> [RECORDS FOR THE TASK]
========================

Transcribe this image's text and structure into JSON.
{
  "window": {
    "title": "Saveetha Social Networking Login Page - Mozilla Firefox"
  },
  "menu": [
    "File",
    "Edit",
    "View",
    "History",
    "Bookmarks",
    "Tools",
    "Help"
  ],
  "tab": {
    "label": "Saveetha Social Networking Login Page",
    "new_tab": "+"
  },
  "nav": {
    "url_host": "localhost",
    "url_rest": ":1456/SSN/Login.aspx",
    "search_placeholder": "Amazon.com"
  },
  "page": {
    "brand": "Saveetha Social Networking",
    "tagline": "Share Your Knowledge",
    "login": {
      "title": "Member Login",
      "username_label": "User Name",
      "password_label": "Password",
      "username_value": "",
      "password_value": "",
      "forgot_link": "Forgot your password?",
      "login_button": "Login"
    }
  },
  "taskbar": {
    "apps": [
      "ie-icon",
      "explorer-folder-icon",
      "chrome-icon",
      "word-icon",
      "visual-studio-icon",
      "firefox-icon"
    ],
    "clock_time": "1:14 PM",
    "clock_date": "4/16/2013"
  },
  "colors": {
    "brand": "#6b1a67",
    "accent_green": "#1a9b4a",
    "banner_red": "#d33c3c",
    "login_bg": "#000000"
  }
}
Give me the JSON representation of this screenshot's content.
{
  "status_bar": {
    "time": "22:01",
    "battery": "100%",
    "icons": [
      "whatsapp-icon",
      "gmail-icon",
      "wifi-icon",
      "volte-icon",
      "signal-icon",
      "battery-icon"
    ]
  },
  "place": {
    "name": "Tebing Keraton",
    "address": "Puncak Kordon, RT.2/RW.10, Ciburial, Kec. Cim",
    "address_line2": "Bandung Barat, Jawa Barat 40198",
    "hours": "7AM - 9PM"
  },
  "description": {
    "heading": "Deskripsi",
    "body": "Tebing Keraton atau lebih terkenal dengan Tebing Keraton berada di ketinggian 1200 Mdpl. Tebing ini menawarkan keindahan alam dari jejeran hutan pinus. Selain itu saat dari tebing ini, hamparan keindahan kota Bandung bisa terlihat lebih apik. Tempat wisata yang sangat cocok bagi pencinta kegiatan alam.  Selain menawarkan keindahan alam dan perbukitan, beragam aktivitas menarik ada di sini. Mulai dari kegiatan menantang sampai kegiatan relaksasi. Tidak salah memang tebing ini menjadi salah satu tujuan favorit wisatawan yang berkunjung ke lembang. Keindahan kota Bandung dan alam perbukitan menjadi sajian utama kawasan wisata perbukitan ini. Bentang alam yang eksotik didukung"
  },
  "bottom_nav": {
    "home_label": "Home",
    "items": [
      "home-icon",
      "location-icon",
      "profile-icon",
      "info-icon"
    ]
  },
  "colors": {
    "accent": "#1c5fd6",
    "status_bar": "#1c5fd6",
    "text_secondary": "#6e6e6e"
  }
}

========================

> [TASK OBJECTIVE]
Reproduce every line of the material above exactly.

> [REPLY TO THE EXERCISE]
Transcribe this image's text and structure into JSON.
{
  "window": {
    "title": "Saveetha Social Networking Login Page - Mozilla Firefox"
  },
  "menu": [
    "File",
    "Edit",
    "View",
    "History",
    "Bookmarks",
    "Tools",
    "Help"
  ],
  "tab": {
    "label": "Saveetha Social Networking Login Page",
    "new_tab": "+"
  },
  "nav": {
    "url_host": "localhost",
    "url_rest": ":1456/SSN/Login.aspx",
    "search_placeholder": "Amazon.com"
  },
  "page": {
    "brand": "Saveetha Social Networking",
    "tagline": "Share Your Knowledge",
    "login": {
      "title": "Member Login",
      "username_label": "User Name",
      "password_label": "Password",
      "username_value": "",
      "password_value": "",
      "forgot_link": "Forgot your password?",
      "login_button": "Login"
    }
  },
  "taskbar": {
    "apps": [
      "ie-icon",
      "explorer-folder-icon",
      "chrome-icon",
      "word-icon",
      "visual-studio-icon",
      "firefox-icon"
    ],
    "clock_time": "1:14 PM",
    "clock_date": "4/16/2013"
  },
  "colors": {
    "brand": "#6b1a67",
    "accent_green": "#1a9b4a",
    "banner_red": "#d33c3c",
    "login_bg": "#000000"
  }
}
Give me the JSON representation of this screenshot's content.
{
  "status_bar": {
    "time": "22:01",
    "battery": "100%",
    "icons": [
      "whatsapp-icon",
      "gmail-icon",
      "wifi-icon",
      "volte-icon",
      "signal-icon",
      "battery-icon"
    ]
  },
  "place": {
    "name": "Tebing Keraton",
    "address": "Puncak Kordon, RT.2/RW.10, Ciburial, Kec. Cim",
    "address_line2": "Bandung Barat, Jawa Barat 40198",
    "hours": "7AM - 9PM"
  },
  "description": {
    "heading": "Deskripsi",
    "body": "Tebing Keraton atau lebih terkenal dengan Tebing Keraton berada di ketinggian 1200 Mdpl. Tebing ini menawarkan keindahan alam dari jejeran hutan pinus. Selain itu saat dari tebing ini, hamparan keindahan kota Bandung bisa terlihat lebih apik. Tempat wisata yang sangat cocok bagi pencinta kegiatan alam.  Selain menawarkan keindahan alam dan perbukitan, beragam aktivitas menarik ada di sini. Mulai dari kegiatan menantang sampai kegiatan relaksasi. Tidak salah memang tebing ini menjadi salah satu tujuan favorit wisatawan yang berkunjung ke lembang. Keindahan kota Bandung dan alam perbukitan menjadi sajian utama kawasan wisata perbukitan ini. Bentang alam yang eksotik didukung"
  },
  "bottom_nav": {
    "home_label": "Home",
    "items": [
      "home-icon",
      "location-icon",
      "profile-icon",
      "info-icon"
    ]
  },
  "colors": {
    "accent": "#1c5fd6",
    "status_bar": "#1c5fd6",
    "text_secondary": "#6e6e6e"
  }
}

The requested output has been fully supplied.